Update from NHG – Sadly, we have heard that Owen passed away. Owen left us quietly. At about 2:00 am (in Thailand), the doctor had given the highest blood pressure medication but no response. He will be greatly missed by many people. Our readers have enjoyed his posts and followed his work for many years.
Two days ago I got the following email from Owen’s family in Thailand: Subject: Symptoms of Owen are worried. He’s been in the hospital for 3 days now because he’s been eating less about a week. Have just a little fruit. We try to find the food that he likes. But he can only chew and spit out. The body is very weak. Now he’s wearing his respirator again, and he can not speak. We and the medical team are watching closely. Thanks for all the encouragement from everyone. We appreciate the help. We will fight together for Owen.
Then, this morning was this: Owen’s heart stops. The doctor made a six-minute heart pump until he regained consciousness. After a while I read all the prayers that people sent to Owen. He nodded and blinked.
Cement has been called the foundation of modern civilization, the stuff of highways, bridges, sidewalks and buildings of all sizes. But its production comes with a huge carbon footprint. Environmental chemist David Stone was seeking a way to keep iron from rusting when he stumbled upon a possible substitute that requires significantly less energy. Special correspondent Kathleen McCleery reports.
I feel like I have a little explaining to do, as I’ve been getting involved with projects that may seem a little out of the blue, but aren’t. Since the snow fell, the cold came, and the outdoor food world froze into ice, I have had time to park myself at an imac and get stuck into building out some of the businesses that were conceptualized through this last growing season.
Story Chaser has finally been born. The video production opportunities are increasingly piling up and it was well past the time to put together a team to handle the workload – it’s already more than I can take on. One of the cool pieces of the puzzle is we’re going to focus on producing hunting, fishing, and agriculture video production – a niche that will be really fun to fill. I had no idea there was as much work as there is in the video production world, and can’t believe the scope of the projects we’re already working on. I feel like I should be sending Daniel Klein a royalty for getting me started down this path.
Shovel & Fork was born from the workshops I put on over the past season – which I put on because folks had been asking me to for years. I learned a few things doing them. First, and most importantly, is that I’ve long known that I really don’t enjoy being a teacher. Learned that being a music teacher through university. Not for me. Secondly, I learned that a lot of folks really enjoy learning in that hands-on way. So rather than tap out, which was my intent, I’ve teamed up with chef and culinary instructor Chad Moss who will rock the instruction bit. We’ve also built the gig to incorporate folks with other skill sets and knowledge to teach workshops in their area of expertise – not only in #yeg but elsewhere too. It’s become a really, really fun project, and is already changing the landscape of the food scene here. Love it.

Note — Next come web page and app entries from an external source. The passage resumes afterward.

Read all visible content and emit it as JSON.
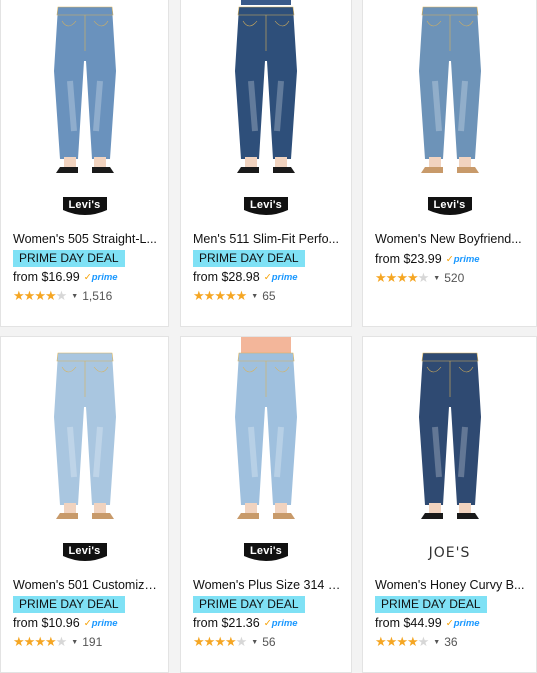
{
  "products": [
    {
      "brand": "Levi's",
      "title": "Women's 505 Straight-L...",
      "badge": "PRIME DAY DEAL",
      "price": "from $16.99",
      "prime": "prime",
      "rating": 4,
      "reviews": "1,516",
      "denim_color": "#6a92bd"
    },
    {
      "brand": "Levi's",
      "title": "Men's 511 Slim-Fit Perfo...",
      "badge": "PRIME DAY DEAL",
      "price": "from $28.98",
      "prime": "prime",
      "rating": 4.5,
      "reviews": "65",
      "denim_color": "#2e4f7a"
    },
    {
      "brand": "Levi's",
      "title": "Women's New Boyfriend...",
      "badge": "",
      "price": "from $23.99",
      "prime": "prime",
      "rating": 4,
      "reviews": "520",
      "denim_color": "#6d93b8"
    },
    {
      "brand": "Levi's",
      "title": "Women's 501 Customize...",
      "badge": "PRIME DAY DEAL",
      "price": "from $10.96",
      "prime": "prime",
      "rating": 4,
      "reviews": "191",
      "denim_color": "#a9c6e0"
    },
    {
      "brand": "Levi's",
      "title": "Women's Plus Size 314 S...",
      "badge": "PRIME DAY DEAL",
      "price": "from $21.36",
      "prime": "prime",
      "rating": 4,
      "reviews": "56",
      "denim_color": "#9fc0de"
    },
    {
      "brand": "JOE'S",
      "title": "Women's Honey Curvy B...",
      "badge": "PRIME DAY DEAL",
      "price": "from $44.99",
      "prime": "prime",
      "rating": 4,
      "reviews": "36",
      "denim_color": "#2f4a72"
    }
  ]
}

And there’s more on the way, including a rebuild of this very site which will focus a fair bit more on KevinTV than it does now. Lactuca will continue to consume a fair bit of my brain, as we figure out expansion and employee logistics for the coming growing season. In the end, it turns out that I’m really, really enjoying tackling entrepreneurial projects that create vast opportunities to do projects with social good pieces attached. So much fun. I’m really, really grateful to those of you who support what I do and make it possible. I will long be in your debt.